- You may be required to bring your own and wear a mask at all times or in certain parts of the ground.
- Payments and tickets where possible will be contactless across the entire ground. There is huge concern from government that the infection from handling money in public events where it changes hands so frequently can lead to an increase of infection. Tap and Contactless payment is a quick and effective way to reduce transmission through the handling of cash.
- Players and staff will still want to spend time with appreciative fans but autographs and close photographs will be avoided in all but controlled environments. Please do not be offended if they decline your pen or camera as they also have conduct requirements to adhere to.
- Expect there to be some form of spectatorsâ€™ charter or code of conduct to be published at all grounds which will cover the majority of points above and give guidance and clarity over expected considerate behaviour.
but I wanted to make it clear that the new world order will be very different for all of us while watching the sport we love.
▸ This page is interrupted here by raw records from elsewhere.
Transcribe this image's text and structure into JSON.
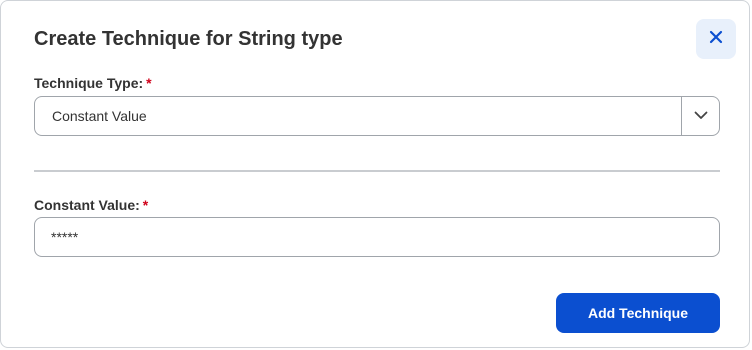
{
  "dialog": {
    "title": "Create Technique for String type",
    "close_icon": "close-icon"
  },
  "technique_type": {
    "label": "Technique Type:",
    "required_mark": "*",
    "selected_value": "Constant Value",
    "arrow_icon": "chevron-down-icon"
  },
  "constant_value": {
    "label": "Constant Value:",
    "required_mark": "*",
    "value": "*****"
  },
  "footer": {
    "add_label": "Add Technique"
  },
  "colors": {
    "primary": "#0b4fd0",
    "close_bg": "#e8f0fb",
    "required": "#d0021b"
  }
}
Whether you feel you are able to return is a matter for yourself and you must consider your health, susceptibility to illness, how you will travel, can you maintain social distancing and your own personal circumstances at home and family. If in doubt or feel you may have signs or symptoms* then please do not risk your health or that of our loved ones.
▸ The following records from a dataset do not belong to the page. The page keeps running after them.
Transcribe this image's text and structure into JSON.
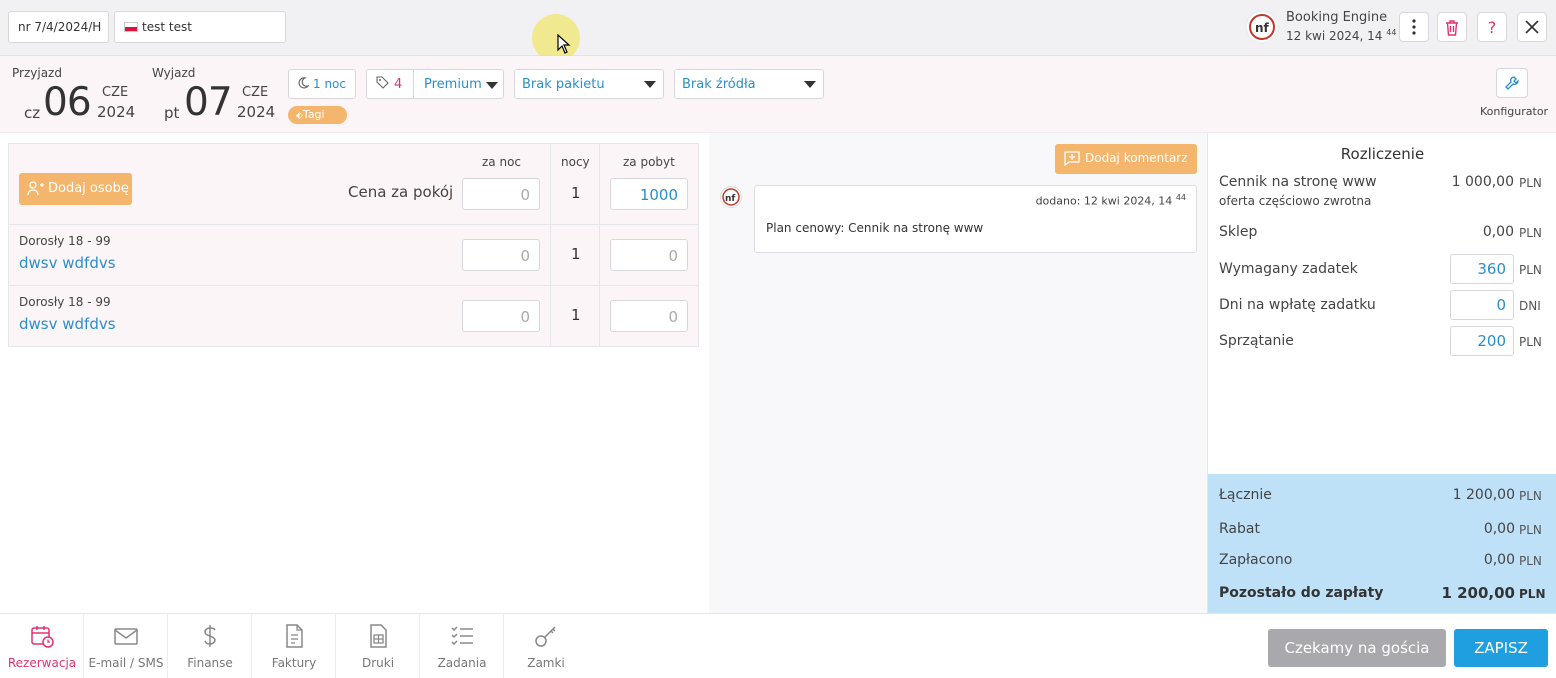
{
  "topbar": {
    "reservation_number": "nr 7/4/2024/H",
    "guest_name": "test test",
    "source_title": "Booking Engine",
    "source_date": "12 kwi 2024, 14",
    "source_minutes": "44"
  },
  "stay": {
    "arrival_label": "Przyjazd",
    "arrival_dow": "cz",
    "arrival_day": "06",
    "arrival_month": "CZE",
    "arrival_year": "2024",
    "departure_label": "Wyjazd",
    "departure_dow": "pt",
    "departure_day": "07",
    "departure_month": "CZE",
    "departure_year": "2024",
    "nights_label": "1 noc",
    "tags_label": "Tagi",
    "room_number": "4",
    "room_type": "Premium",
    "package": "Brak pakietu",
    "source": "Brak źródła",
    "configurator_label": "Konfigurator"
  },
  "price_table": {
    "col_per_night": "za noc",
    "col_nights": "nocy",
    "col_per_stay": "za pobyt",
    "add_person_label": "Dodaj osobę",
    "room_price_label": "Cena za pokój",
    "room_row": {
      "per_night": "0",
      "nights": "1",
      "per_stay": "1000"
    },
    "persons": [
      {
        "type": "Dorosły 18 - 99",
        "name": "dwsv wdfdvs",
        "per_night": "0",
        "nights": "1",
        "per_stay": "0"
      },
      {
        "type": "Dorosły 18 - 99",
        "name": "dwsv wdfdvs",
        "per_night": "0",
        "nights": "1",
        "per_stay": "0"
      }
    ]
  },
  "comments": {
    "add_label": "Dodaj komentarz",
    "items": [
      {
        "date": "dodano: 12 kwi 2024, 14",
        "date_minutes": "44",
        "text": "Plan cenowy: Cennik na stronę www"
      }
    ]
  },
  "settlement": {
    "title": "Rozliczenie",
    "pricelist_label": "Cennik na stronę www",
    "pricelist_sub": "oferta częściowo zwrotna",
    "pricelist_value": "1 000,00",
    "shop_label": "Sklep",
    "shop_value": "0,00",
    "deposit_label": "Wymagany zadatek",
    "deposit_value": "360",
    "deposit_days_label": "Dni na wpłatę zadatku",
    "deposit_days_value": "0",
    "days_unit": "DNI",
    "cleaning_label": "Sprzątanie",
    "cleaning_value": "200",
    "currency": "PLN",
    "total_label": "Łącznie",
    "total_value": "1 200,00",
    "discount_label": "Rabat",
    "discount_value": "0,00",
    "paid_label": "Zapłacono",
    "paid_value": "0,00",
    "remaining_label": "Pozostało do zapłaty",
    "remaining_value": "1 200,00"
  },
  "nav": [
    {
      "label": "Rezerwacja",
      "icon": "calendar-clock-icon"
    },
    {
      "label": "E-mail / SMS",
      "icon": "envelope-icon"
    },
    {
      "label": "Finanse",
      "icon": "dollar-icon"
    },
    {
      "label": "Faktury",
      "icon": "invoice-icon"
    },
    {
      "label": "Druki",
      "icon": "print-doc-icon"
    },
    {
      "label": "Zadania",
      "icon": "checklist-icon"
    },
    {
      "label": "Zamki",
      "icon": "key-icon"
    }
  ],
  "actions": {
    "wait_label": "Czekamy na gościa",
    "save_label": "ZAPISZ"
  },
  "colors": {
    "accent_blue": "#2a8fc9",
    "accent_pink": "#e0336e",
    "accent_orange": "#f4b56c",
    "summary_bg": "#bfe1f8",
    "save_button": "#1f9fe0"
  }
}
I appreciate some of this may seem a little over the top and that for the non-believers a case of â€˜it wonâ€™t happen to meâ€™ and I appreciate that everyoneâ€™s different view. However, this is what the authorities are currently pointing towards and I for one want to watch the football again on the terraces with my friends and family as Iâ€™ve missed it so much since March. Itâ€™s really a matter of doing what we can to make sure the staff, the players and the fans are safe by reducing the risks. As Team Sky would once say, itâ€™s about controlling the controllable.
Woking Football Club will comply with all the legislation put forward and we will have a game again we can watch at the Laithwaite Community Stadium as soon as possible.
*What does self-assess for signs and symptoms mean?
Everyone should before attending and if showing any signs, do not attend, self-isolate, and inform the NHS by ringing 119.
If you are or a member of your household are isolating, do not attend any matches.
- Fever or high temperature (eg 37.8C or 100.04F)
- New or continuous cough
- Suffering a loss of taste or smell
- A shortness of breath during exercise or at rest
- Headaches, feeling generally unwell, or suffering persistent tiredness/fatigue muscle and joint pains
If you answer YES to any of these questions, self-isolate, inform the NHS by calling 119 and follow the advice from them.